This Friday in a 7,000 word Rolling Stone essay, Al Gore will make that case that the president has "failed to stand up for 'bold action' on global warming and has made little progress on the problem since the days of Republican President George W. Bush," the Associated Press reported. The preview of the essay is an unusually direct attack on an administration that the climate-change crusader has supported since the beginning. Gore, relays the AP, is also concerned that Obama hasn't presented the "magnitude" of the crisis to the American people. The ex-vice president writes:

"He has not defended the science against the ongoing withering and dishonest attacks. Nor has he provided a presidential venue for the scientific community...to bring the reality of the science before the public."

To be fair, it's hard to find anyone who has forcefully hammered home the impact of global warming as much as Al Gore--whose hallmark scary environmental charts and statistics won him an Oscar for the documentary An Inconvenient Truth. Savvily, Gore also softens the blow of his criticism a bit by presciently noting:

"Even writing an article like this one carries risks," Gore says. "Opponents of the president will excerpt the criticism and strip it of context."

The full "context" will appear on Rolling Stone this Friday.
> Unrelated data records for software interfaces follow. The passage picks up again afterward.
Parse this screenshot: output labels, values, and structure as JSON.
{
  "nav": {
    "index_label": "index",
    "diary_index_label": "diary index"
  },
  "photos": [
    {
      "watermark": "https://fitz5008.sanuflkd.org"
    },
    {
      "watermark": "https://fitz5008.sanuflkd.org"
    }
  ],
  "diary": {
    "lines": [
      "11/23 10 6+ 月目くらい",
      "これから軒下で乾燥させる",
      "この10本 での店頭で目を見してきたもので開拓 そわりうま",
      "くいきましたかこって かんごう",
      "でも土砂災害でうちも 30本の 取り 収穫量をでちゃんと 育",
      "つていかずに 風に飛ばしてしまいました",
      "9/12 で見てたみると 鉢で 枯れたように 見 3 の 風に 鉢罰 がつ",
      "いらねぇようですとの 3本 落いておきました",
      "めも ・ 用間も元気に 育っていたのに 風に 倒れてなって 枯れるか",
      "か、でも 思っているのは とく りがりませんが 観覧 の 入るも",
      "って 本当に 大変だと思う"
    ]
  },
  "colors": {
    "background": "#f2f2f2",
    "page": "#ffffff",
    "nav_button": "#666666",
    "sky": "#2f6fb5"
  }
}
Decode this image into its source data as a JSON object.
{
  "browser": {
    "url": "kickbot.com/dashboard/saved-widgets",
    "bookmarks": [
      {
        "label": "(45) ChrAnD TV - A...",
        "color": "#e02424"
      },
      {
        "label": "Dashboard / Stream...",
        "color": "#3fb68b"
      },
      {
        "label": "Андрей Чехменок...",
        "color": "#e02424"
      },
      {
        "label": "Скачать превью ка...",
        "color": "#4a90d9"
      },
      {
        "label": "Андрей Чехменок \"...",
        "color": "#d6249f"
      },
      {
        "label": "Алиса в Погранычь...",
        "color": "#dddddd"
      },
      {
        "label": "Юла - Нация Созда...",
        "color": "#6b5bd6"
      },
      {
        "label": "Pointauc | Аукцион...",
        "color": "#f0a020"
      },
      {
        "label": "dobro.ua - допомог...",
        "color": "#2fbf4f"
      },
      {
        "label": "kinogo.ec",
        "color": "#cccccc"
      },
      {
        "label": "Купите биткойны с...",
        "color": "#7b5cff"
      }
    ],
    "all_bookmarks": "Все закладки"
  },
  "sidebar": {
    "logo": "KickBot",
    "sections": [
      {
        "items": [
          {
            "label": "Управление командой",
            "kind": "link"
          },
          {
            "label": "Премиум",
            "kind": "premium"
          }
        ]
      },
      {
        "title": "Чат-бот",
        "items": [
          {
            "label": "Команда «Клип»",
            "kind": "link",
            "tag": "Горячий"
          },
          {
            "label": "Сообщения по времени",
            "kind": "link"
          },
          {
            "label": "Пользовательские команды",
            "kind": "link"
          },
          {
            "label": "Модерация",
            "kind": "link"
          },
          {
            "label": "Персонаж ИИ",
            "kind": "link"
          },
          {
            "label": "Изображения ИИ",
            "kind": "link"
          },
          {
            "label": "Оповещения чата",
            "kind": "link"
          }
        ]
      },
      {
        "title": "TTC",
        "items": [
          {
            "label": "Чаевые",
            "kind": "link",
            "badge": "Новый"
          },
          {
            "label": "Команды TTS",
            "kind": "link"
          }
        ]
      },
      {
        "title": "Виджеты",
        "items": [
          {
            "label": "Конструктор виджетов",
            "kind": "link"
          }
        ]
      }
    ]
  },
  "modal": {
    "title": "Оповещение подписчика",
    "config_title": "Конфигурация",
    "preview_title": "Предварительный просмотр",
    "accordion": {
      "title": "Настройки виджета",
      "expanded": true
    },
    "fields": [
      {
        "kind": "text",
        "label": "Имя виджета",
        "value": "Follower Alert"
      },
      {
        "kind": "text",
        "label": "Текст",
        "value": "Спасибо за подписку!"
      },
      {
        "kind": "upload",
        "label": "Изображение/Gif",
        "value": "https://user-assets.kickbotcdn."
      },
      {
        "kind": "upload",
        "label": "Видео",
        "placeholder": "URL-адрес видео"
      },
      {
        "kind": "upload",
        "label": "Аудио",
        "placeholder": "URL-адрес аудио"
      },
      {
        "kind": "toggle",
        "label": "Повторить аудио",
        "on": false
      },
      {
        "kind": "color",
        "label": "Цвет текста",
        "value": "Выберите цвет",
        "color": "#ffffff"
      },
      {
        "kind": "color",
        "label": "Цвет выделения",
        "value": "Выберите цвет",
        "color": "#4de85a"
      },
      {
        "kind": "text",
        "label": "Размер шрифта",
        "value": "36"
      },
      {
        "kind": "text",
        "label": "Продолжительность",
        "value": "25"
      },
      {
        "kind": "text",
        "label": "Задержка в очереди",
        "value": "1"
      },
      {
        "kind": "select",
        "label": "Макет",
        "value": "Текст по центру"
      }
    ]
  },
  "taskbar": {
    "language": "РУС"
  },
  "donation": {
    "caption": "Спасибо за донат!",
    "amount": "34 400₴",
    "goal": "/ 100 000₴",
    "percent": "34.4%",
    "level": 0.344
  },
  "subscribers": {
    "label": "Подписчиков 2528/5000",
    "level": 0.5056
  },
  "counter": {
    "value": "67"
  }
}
Update: Actually, it will appear right here: the magazine put the entire essay on its website this morning. While Gore does praise the Obama administration for "significant climate friendly initiatives" he doesn't hold back with his criticism:

But in spite of these and other achievements, President Obama has thus far failed to use the bully pulpit to make the case for bold action on climate change. After successfully passing his green stimulus package, he did nothing to defend it when Congress decimated its funding. After the House passed cap and trade, he did little to make passage in the Senate a priority. Senate advocates — including one Republican — felt abandoned when the president made concessions to oil and coal companies without asking for anything in return. He has also called for a massive expansion of oil drilling in the United States, apparently in an effort to defuse criticism from those who argue speciously that "drill, baby, drill" is the answer to our growing dependence on foreign oil.